Page and application data records:
-- Opening Marker --
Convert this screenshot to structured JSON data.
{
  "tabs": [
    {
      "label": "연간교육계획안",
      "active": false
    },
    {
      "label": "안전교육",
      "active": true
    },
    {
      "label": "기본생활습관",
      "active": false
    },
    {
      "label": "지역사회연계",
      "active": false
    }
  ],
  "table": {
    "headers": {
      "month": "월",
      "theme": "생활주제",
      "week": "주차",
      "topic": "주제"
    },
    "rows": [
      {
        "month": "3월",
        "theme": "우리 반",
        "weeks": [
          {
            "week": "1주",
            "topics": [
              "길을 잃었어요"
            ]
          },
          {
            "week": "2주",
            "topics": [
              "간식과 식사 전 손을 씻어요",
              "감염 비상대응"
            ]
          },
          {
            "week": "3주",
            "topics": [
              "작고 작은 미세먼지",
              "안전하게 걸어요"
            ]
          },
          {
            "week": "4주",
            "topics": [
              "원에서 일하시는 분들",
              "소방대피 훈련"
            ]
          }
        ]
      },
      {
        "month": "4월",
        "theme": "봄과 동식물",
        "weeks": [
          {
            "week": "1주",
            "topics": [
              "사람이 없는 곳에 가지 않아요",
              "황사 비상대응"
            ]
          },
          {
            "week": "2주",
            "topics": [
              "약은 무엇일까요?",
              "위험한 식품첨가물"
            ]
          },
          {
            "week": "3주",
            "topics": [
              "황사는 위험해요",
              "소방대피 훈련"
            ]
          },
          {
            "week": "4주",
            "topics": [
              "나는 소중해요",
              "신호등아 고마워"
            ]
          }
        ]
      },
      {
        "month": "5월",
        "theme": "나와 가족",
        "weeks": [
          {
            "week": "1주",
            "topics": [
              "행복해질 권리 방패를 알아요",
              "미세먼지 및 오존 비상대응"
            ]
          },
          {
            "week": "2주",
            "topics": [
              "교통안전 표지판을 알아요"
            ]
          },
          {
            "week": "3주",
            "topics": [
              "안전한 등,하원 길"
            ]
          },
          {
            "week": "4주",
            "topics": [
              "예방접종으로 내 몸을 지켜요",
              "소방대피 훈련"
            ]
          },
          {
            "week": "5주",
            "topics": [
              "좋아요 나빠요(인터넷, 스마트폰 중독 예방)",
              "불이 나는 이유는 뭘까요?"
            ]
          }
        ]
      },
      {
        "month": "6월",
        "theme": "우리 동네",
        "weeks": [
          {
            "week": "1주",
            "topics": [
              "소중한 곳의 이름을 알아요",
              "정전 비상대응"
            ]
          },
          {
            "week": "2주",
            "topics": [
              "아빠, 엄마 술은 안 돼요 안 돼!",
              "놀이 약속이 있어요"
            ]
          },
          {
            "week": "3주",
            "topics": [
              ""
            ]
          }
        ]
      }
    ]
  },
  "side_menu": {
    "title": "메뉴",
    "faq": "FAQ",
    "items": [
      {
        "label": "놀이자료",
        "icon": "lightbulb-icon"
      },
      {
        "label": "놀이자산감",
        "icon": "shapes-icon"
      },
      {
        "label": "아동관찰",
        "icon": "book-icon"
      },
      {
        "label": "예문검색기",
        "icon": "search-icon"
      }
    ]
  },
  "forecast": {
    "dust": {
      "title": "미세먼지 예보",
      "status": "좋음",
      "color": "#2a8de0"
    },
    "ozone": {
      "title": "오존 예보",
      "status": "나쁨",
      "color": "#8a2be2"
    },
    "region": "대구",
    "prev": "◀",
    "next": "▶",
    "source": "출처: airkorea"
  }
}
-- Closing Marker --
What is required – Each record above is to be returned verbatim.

Exercise response –
Convert this screenshot to structured JSON data.
{
  "tabs": [
    {
      "label": "연간교육계획안",
      "active": false
    },
    {
      "label": "안전교육",
      "active": true
    },
    {
      "label": "기본생활습관",
      "active": false
    },
    {
      "label": "지역사회연계",
      "active": false
    }
  ],
  "table": {
    "headers": {
      "month": "월",
      "theme": "생활주제",
      "week": "주차",
      "topic": "주제"
    },
    "rows": [
      {
        "month": "3월",
        "theme": "우리 반",
        "weeks": [
          {
            "week": "1주",
            "topics": [
              "길을 잃었어요"
            ]
          },
          {
            "week": "2주",
            "topics": [
              "간식과 식사 전 손을 씻어요",
              "감염 비상대응"
            ]
          },
          {
            "week": "3주",
            "topics": [
              "작고 작은 미세먼지",
              "안전하게 걸어요"
            ]
          },
          {
            "week": "4주",
            "topics": [
              "원에서 일하시는 분들",
              "소방대피 훈련"
            ]
          }
        ]
      },
      {
        "month": "4월",
        "theme": "봄과 동식물",
        "weeks": [
          {
            "week": "1주",
            "topics": [
              "사람이 없는 곳에 가지 않아요",
              "황사 비상대응"
            ]
          },
          {
            "week": "2주",
            "topics": [
              "약은 무엇일까요?",
              "위험한 식품첨가물"
            ]
          },
          {
            "week": "3주",
            "topics": [
              "황사는 위험해요",
              "소방대피 훈련"
            ]
          },
          {
            "week": "4주",
            "topics": [
              "나는 소중해요",
              "신호등아 고마워"
            ]
          }
        ]
      },
      {
        "month": "5월",
        "theme": "나와 가족",
        "weeks": [
          {
            "week": "1주",
            "topics": [
              "행복해질 권리 방패를 알아요",
              "미세먼지 및 오존 비상대응"
            ]
          },
          {
            "week": "2주",
            "topics": [
              "교통안전 표지판을 알아요"
            ]
          },
          {
            "week": "3주",
            "topics": [
              "안전한 등,하원 길"
            ]
          },
          {
            "week": "4주",
            "topics": [
              "예방접종으로 내 몸을 지켜요",
              "소방대피 훈련"
            ]
          },
          {
            "week": "5주",
            "topics": [
              "좋아요 나빠요(인터넷, 스마트폰 중독 예방)",
              "불이 나는 이유는 뭘까요?"
            ]
          }
        ]
      },
      {
        "month": "6월",
        "theme": "우리 동네",
        "weeks": [
          {
            "week": "1주",
            "topics": [
              "소중한 곳의 이름을 알아요",
              "정전 비상대응"
            ]
          },
          {
            "week": "2주",
            "topics": [
              "아빠, 엄마 술은 안 돼요 안 돼!",
              "놀이 약속이 있어요"
            ]
          },
          {
            "week": "3주",
            "topics": [
              ""
            ]
          }
        ]
      }
    ]
  },
  "side_menu": {
    "title": "메뉴",
    "faq": "FAQ",
    "items": [
      {
        "label": "놀이자료",
        "icon": "lightbulb-icon"
      },
      {
        "label": "놀이자산감",
        "icon": "shapes-icon"
      },
      {
        "label": "아동관찰",
        "icon": "book-icon"
      },
      {
        "label": "예문검색기",
        "icon": "search-icon"
      }
    ]
  },
  "forecast": {
    "dust": {
      "title": "미세먼지 예보",
      "status": "좋음",
      "color": "#2a8de0"
    },
    "ozone": {
      "title": "오존 예보",
      "status": "나쁨",
      "color": "#8a2be2"
    },
    "region": "대구",
    "prev": "◀",
    "next": "▶",
    "source": "출처: airkorea"
  }
}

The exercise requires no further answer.